Several customer face issues with Delegation when installing CRM server in multiple tiers. One of the first questions that arise regarding this subject is: how do I know which authentication type my users is currently facing?

Well, as a first blog post of other future detailed ones, this one explains how you can easily check which Authentication type you're experiencing.

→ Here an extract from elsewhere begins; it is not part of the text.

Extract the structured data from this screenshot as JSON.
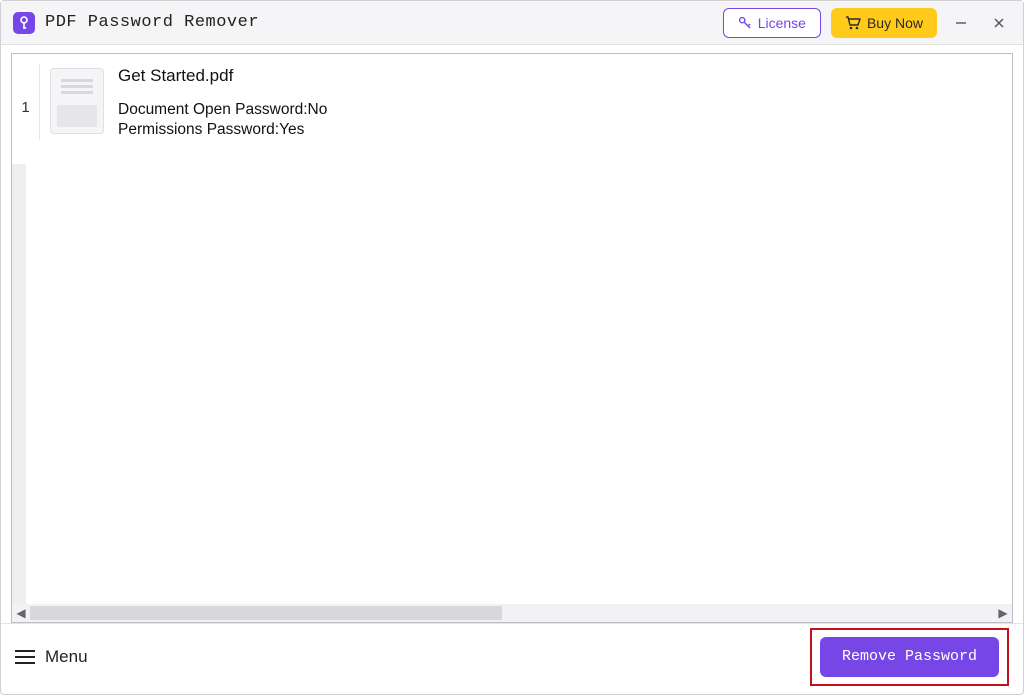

And the good this is that this can be done on the client machine without the need to use complex networking tools.

In order to identify how your Authentication is done, proceed as follows:

  • Download the Fiddler tool to your client machine and install it.
  • Close all Internet Explorer Windows
  • Run the Fiddler Tool and check that the "Capture Traffic" option is enabled, under the "File" menu
  • Fiddler will work as a pass-through proxy between the client machine and the server, listening to all traffic.

This will temporarily set your Internet Explorer Settings like this:


  • Open internet Explorer and browse into your CRM Server URL, do some clicks here and there to generate traffic.
  • Refer back to Fiddler main window and choose one of the Frames where the Result is "200" (success)
  • Click on Inspector > Auth tabs

If Kerberos authentication is enabled and working, then the frame will contain information like "Authentication Header appears to contain a Kerberos ticket" and a set of special characters in the beginning of the frame.


If the Authentication type is NTLM, then you'll have "Negotiate - NTLMSSP" in the beginning of the frame, as shown below.




NTLM Authentication
Challenge- Response mechanism.

In the NTLM protocol, the client sends the user name to the server; the server generates and sends a challenge to the client; the client encrypts that challenge using the user’s password; and the client sends a response to the server. If it is a local user account, server validate user's response by looking into the Security Account Manager; if domain user account, server forward the response to domain controller for validating and retrieve group policy of the user account, then construct an access token and establish a session for the use.

Kerberos authentication
Trust-Third-Party Scheme.

Kerberos authentication provides a mechanism for mutual authentication between a client and a server on an open network. The three heads of Kerberos comprise the Key Distribution Center (KDC), the client user and the server with the desired service to access. The KDC is installed as part of the domain controller and performs two service functions: the Authentication Service (AS) and the Ticket-Granting Service (TGS). When the client user log on to the network, it request a Ticket Grant Ticket (TGT) from the AS in the user's domain; then when client want to access the network resources, it presents the TGT, an authenticator and Server Principal Name (SPN) of the target server, contact the TGS in the service account domain to retrieve a session ticket for future communication with the network service, once the target server validate the authenticator, it create an access token for the client user.

Gonçalo Antunes